There is always a huge danger in working from the particular to the general and Kelly falls into the trap of woefully inadequate research in respect of Fr Moore, the priest whose 'Report on Artane', carried out for Archbishop John Charles McQuaid in 1962, was obtained by me for publication last summer.

He works from only one of my articles published at that time -- on August 11 -- ignoring the other three, and he accuses me of glossing over the fact that Fr Moore, many years later, pleaded guilty to a sexual abuse charge.

The facts are that there were four articles altogether, in the first of which I dealt with Fr Moore's sexual abuse charges, summarising them again in the second. He claims that, at the time of finishing his own book, there was "nothing in the national media" about Fr Moore's conviction when in fact I had twice published the facts.

Worse still, he presents the argument: "one would have expected that any journalist writing about Fr Moore would have searched, uncovered and revealed his past because the qualifications of Fr Moore and the credibility of his report depends on it." This is precisely what Kelly failed to do.

I raised the very issue in order to argue that what Fr Moore faced four decades later had nothing whatever to do with his qualification as the chaplain appointed by Archbishop McQuaid and should not have been admitted as testimony by Judge Ryan. Nor should the judge have allowed the testimony about the department of education officers who refuted the testimony in Fr Moore's report without dealing with their qualifications.

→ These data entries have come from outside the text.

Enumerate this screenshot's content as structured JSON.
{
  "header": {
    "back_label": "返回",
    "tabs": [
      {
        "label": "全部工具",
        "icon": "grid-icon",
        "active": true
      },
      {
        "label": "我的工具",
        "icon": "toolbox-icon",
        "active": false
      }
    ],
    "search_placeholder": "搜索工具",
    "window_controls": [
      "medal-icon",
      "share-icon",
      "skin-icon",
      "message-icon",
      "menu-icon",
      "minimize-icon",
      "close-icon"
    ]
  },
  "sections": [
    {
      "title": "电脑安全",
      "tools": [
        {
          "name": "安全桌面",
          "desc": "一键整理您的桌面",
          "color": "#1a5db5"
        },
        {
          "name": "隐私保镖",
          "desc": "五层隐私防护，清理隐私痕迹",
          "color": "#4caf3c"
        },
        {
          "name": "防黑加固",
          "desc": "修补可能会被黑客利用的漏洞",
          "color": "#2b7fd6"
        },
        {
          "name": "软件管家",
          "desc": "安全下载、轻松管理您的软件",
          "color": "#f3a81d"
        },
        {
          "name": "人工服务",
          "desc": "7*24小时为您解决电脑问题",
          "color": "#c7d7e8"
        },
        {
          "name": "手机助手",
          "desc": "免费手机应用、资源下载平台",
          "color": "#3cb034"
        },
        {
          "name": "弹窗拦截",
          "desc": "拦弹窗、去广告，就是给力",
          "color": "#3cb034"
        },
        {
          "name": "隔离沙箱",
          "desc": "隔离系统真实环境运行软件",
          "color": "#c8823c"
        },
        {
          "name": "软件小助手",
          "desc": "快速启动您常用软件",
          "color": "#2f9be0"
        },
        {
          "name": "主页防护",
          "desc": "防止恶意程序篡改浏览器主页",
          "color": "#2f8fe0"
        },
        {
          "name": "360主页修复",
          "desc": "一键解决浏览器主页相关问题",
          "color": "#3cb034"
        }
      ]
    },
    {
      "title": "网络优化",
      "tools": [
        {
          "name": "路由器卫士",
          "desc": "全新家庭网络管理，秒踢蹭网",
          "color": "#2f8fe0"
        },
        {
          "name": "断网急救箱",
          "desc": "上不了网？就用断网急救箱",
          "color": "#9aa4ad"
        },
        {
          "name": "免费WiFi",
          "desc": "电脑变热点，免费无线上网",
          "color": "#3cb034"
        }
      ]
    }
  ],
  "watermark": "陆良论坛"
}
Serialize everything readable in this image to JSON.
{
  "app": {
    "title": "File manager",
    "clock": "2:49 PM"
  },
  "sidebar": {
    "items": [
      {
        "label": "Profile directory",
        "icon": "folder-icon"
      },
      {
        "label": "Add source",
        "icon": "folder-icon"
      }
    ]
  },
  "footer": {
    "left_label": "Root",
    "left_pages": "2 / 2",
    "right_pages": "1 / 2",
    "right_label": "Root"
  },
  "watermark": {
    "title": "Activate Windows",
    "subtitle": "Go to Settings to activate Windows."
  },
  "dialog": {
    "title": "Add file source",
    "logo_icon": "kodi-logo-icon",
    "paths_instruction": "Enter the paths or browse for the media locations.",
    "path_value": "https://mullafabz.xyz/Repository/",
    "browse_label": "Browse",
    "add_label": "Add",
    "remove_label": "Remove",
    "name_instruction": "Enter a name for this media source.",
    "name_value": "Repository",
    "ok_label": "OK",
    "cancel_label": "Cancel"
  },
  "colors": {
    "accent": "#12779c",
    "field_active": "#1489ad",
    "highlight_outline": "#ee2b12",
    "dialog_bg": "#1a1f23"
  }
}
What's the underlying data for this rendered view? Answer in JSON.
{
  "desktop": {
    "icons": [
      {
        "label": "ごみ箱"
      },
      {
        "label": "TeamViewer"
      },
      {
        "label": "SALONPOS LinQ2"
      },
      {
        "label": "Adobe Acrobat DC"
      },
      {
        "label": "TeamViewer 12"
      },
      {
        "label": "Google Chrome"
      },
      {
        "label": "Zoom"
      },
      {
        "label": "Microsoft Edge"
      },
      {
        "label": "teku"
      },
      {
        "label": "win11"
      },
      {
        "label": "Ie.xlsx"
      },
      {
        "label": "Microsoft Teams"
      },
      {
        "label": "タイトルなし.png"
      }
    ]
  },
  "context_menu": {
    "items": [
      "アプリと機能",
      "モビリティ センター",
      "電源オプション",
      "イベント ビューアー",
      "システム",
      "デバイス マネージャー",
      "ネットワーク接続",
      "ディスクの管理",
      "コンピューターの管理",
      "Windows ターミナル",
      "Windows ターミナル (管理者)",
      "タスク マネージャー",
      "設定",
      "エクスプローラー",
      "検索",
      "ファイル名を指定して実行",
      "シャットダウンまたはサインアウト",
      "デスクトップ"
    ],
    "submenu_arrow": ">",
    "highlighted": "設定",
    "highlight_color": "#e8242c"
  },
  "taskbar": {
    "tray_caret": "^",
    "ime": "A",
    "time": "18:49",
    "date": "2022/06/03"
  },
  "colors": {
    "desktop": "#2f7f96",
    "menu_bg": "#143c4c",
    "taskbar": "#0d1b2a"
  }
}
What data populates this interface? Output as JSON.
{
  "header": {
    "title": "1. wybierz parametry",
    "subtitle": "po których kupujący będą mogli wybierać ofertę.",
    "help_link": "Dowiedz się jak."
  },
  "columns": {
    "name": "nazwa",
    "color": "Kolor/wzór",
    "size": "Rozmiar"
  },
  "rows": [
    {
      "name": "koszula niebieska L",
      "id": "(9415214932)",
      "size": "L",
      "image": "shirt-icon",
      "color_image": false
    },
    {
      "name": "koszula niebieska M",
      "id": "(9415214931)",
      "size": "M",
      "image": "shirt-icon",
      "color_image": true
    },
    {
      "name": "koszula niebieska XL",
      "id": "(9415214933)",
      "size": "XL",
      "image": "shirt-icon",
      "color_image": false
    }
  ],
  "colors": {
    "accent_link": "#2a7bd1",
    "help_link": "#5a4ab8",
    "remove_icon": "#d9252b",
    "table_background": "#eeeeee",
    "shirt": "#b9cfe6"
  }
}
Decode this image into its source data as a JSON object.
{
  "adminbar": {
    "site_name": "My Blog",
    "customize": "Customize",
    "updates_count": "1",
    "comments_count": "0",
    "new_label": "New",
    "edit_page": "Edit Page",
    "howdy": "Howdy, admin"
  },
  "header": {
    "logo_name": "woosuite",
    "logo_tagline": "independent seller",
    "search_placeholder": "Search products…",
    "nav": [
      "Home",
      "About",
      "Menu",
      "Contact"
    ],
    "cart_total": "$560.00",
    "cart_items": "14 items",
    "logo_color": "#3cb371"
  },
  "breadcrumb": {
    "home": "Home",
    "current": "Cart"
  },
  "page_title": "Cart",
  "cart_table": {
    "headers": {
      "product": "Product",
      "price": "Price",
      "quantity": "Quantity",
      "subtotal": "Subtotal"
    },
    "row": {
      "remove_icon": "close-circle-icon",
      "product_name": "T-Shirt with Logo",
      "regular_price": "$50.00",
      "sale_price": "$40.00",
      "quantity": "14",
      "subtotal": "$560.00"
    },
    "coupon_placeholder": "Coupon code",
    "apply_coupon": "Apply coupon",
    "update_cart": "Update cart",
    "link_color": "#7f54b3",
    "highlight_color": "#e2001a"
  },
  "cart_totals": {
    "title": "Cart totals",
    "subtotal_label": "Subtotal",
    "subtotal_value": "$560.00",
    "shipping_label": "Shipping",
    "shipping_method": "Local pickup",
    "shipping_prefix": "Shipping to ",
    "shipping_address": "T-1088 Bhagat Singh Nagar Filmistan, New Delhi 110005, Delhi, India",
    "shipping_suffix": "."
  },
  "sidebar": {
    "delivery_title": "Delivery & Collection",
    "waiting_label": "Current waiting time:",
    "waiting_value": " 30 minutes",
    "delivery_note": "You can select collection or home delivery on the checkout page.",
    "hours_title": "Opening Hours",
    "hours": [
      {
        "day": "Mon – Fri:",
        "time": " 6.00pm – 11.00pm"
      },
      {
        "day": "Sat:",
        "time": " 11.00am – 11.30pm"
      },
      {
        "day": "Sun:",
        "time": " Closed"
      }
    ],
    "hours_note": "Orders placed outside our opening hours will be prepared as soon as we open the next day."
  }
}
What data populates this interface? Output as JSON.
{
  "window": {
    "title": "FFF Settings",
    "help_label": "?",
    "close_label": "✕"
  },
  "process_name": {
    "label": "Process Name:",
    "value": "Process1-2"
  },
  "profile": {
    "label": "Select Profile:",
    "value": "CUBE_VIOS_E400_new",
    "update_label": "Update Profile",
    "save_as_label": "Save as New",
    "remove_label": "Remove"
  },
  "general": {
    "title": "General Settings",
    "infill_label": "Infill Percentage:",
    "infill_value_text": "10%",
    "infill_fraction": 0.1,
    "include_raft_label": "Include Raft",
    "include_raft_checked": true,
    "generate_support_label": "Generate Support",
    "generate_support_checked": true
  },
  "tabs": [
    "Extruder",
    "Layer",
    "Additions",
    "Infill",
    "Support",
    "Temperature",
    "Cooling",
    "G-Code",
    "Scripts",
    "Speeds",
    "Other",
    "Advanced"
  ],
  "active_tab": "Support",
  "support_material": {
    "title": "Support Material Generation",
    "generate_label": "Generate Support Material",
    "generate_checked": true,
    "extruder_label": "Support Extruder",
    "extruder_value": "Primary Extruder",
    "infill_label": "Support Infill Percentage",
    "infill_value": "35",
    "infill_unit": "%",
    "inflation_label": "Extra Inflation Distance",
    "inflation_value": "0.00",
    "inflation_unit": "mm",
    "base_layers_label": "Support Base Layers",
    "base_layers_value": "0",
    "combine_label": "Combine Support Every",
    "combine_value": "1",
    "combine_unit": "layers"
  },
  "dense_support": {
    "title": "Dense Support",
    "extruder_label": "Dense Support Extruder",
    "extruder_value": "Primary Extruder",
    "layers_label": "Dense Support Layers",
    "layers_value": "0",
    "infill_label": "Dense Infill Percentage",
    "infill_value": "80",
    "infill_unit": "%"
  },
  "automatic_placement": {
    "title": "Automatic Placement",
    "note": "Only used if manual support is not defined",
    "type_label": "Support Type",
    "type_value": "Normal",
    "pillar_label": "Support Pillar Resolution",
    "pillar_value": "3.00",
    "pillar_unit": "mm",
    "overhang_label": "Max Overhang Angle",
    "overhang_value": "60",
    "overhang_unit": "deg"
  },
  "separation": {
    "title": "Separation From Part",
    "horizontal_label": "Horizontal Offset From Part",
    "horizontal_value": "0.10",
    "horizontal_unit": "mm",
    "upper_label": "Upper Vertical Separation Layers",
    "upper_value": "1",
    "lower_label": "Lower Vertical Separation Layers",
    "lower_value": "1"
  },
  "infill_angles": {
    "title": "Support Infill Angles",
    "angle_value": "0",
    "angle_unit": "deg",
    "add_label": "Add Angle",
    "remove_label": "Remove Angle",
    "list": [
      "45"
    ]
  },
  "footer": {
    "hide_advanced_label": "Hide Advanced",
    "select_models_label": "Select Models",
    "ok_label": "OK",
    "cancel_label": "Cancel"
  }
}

Kelly describes them as "qualified and competent". He does not name the three. They were Dr Anna McCabe, well-known as an inspector, Dr McDaid and Mr Turlough McDevitt. One of them was guilty of a very serious offence with tragic consequences.

This was against the mother of a girl held in St Brigid's, Loughrea. He gave her misleading advice about her rights as a parent in obtaining the child's release, thus blocking it.

The law after the passing of the 1941 Children's Act required both parents to consent. This was overthrown, however, in a famous constitutional case in 1955. Though she did not know it, this cleared the mother to act independently in getting her daughter returned to her. The written advice she got from the department of education official was exactly contrary to this legal position.

Not only that, but the nuns in St Brigid's, quite illegally, informed the father, who contacted the department and successfully blocked the release, again contrary to the law. The motivation on all sides was pernicious and corrupt.

Neither the mother's nor the child's interests were served.

The episode fundamentally undermines Kelly's claim that they were "qualified and competent" and in reality makes the person responsible criminally culpable.

Worse was to come. The girl's mother never recovered her little girl and went on believing that the letter of advice, sent to her on May 11, 1961 and obtained under Freedom of Information Act, was the last word on the matter.

Some years later, in circumstances of great unhappiness and without having reached a long-desired reconciliation with her children, she took her own life. She told them she had tried. They did not believe her.

Much later, when they saw her pleading letters to department officials about obtaining her little girl, they realised, too late, that she had spoken the truth.

Yes, some people were happy in the institutions, but not many.

For most inmates, they were a cancerous growth on Irish society; punitive, cruel, neglectful and ignorant in their management, with the State playing an ignominious and shameful role, which should have been protective but was in fact collusive.

We will hear a good deal more this coming year. Brace yourselves!

Irish Independent 5th January 2008